“Are you a runner?”
It was the first question that Cher Maybee asked as she granted me entry into the bed and breakfast.
“No,” I replied cautiously. I had just driven across almost the entire width of Nebraska with barely a break and was uncertain if the 460 miles of fairly uninspiring landscape had dulled my hearing, or if it was a trick question. “But I walk a lot,” I added, hoping that might help.
Cher smiled. “We’re having a marathon tomorrow morning, and I thought you might be one of the runners staying here tonight.”
No, I explained, I hadn’t come to western Nebraska to torture my body with a 26-mile run, but rather to explore Chimney Rock, Scotts Bluff National Monument, and the Sandhills, and to stay in this intriguing accommodation just past the edge of Scottsbluff and over the North Platte River.
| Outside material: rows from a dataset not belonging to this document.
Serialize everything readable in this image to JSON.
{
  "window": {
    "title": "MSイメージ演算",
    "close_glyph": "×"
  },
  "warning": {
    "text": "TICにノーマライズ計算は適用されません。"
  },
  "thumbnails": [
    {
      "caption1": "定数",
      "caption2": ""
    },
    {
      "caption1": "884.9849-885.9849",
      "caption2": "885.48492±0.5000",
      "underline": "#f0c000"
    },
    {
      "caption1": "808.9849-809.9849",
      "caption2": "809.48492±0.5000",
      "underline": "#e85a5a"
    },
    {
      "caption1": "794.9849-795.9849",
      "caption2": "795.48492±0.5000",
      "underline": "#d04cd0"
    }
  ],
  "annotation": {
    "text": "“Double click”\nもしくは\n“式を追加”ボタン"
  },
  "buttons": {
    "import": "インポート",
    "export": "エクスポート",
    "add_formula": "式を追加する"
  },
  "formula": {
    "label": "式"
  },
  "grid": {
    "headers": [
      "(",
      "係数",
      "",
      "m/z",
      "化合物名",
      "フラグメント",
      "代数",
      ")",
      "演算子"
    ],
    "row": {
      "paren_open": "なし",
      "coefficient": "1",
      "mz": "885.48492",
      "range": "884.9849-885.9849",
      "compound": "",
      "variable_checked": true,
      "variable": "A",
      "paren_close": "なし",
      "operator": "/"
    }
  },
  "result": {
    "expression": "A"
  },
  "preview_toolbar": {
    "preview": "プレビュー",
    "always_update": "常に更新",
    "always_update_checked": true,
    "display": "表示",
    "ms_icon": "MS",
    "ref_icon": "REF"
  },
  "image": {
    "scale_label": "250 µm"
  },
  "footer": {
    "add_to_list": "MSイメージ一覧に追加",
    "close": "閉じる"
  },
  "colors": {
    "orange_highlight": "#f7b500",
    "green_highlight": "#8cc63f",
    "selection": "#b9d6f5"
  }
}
Barn Anew sits across from a cornfield on some generous acreage a stone’s throw away from the old Oregon Trail on the dirt Country Road L. As the name implies, this B&B was originally a barn, built in 1908. A former owner wanted to raze it as it fell into disrepair, but she kept having dreams not to. So, obeying her subconscious, she and her spouse converted it into a very comfortable bed and breakfast instead. The current owners, Cher and her husband, Allan, have been maintaining that spirit for eight years now, opening up their home for travelers like me, their grounds for weddings, and a separate outbuilding that used to be part of a POW camp for German soldiers during World War II for community events.
Cher gave me the tour, beginning exactly where we stood, pointing out the Remington bronze statues and the abundant Native American artwork displayed everywhere—paintings, beadwork, and apparel made by Arapaho friends that were gifted to her and Allan when they taught at the Wind River Indian Reservation in Wyoming for a few decades. She showed me where the stallion used to be kept (now a player piano room), where the mares stayed (now the dining room, complete with a pastoral mural that wraps around all four walls, depicting the barn and its environs), and the old tack room.
Upstairs, four agreeable bedrooms (mine, the Pony Express Room, featured worn saddle bags, leather riding gloves, pictures of young men on horses delivering mail, and an antique bat wing dresser) led to a large common living room with comfortable leather sofas and a balcony to take in the scenery—a delightfully serene space where I browsed through a couple of issues of Nebraska magazine and monitored the full moon as it slowly crossed the clear sky over the distinctive sandstone, siltstone, volcanic ash, and limestone formations of Scotts Bluff National Monument, just a couple of miles away, before heading out to dinner at my hosts’ recommended restaurant, the outstanding Emporium Coffeehouse and Café.
The following morning, by the time I shuffled downstairs after a silent night’s sleep, all the other guests had already left for the marathon, an annual event in Scottsbluff that has gained some traction in the running world. So I had breakfast and the company of Cher and Allan all to myself in the warmly lit sunroom—formerly the milking station and cattle shelter. Over a palatable meal of orange juice, baked French toast with deliciously sweet chokecherry syrup, perfectly cooked bacon, and a fruit cup, I learned about this intriguing couple who, among other exploits, co-wrote a motorist’s guide for the Scotts Bluff County Tourism Department and sailed from Barbados to Rome on a seven-mast clipper with 42 sails. Further, Allan created the Midwest Canoe Association; founded the University of Nebraska rowing team; was featured in National Geographic for leading three enlisted men of the 7th Calvary and five frontiersmen on an 1,100-mile trek along the Santa Fe Trail; and traveled by jet ski from the Gulf of Mexico, up the Mississippi and Missouri rivers, down the Snake and Columbia rivers, and into the Pacific Ocean—a journey of more than 5,600 miles over 43 days that landed him in the Guinness Book of World Records for the longest distance traveled on a jet ski.
Their admirable tales of accomplishment delayed my planned early start for another long day of driving, but it was the most enjoyable delay I had experienced in years. After we exchanged farewells and I packed up my rental car, I took a good look around. If I had more time, I would have settled into the hammock or the tree swing in the courtyard, a peaceful place to relax, watch the clouds go by, and admire the poppies that were planted a century ago by the original homesteader. Or I might have pondered staying an extra night in the old sheep wagon, near the former cattle chute, that’s appointed with a full-size mattress, stove, and cupboards. The open road beckoned, however, but after a splendid stay at Barn Anew, I was ready for the highway, feeling completely born anew.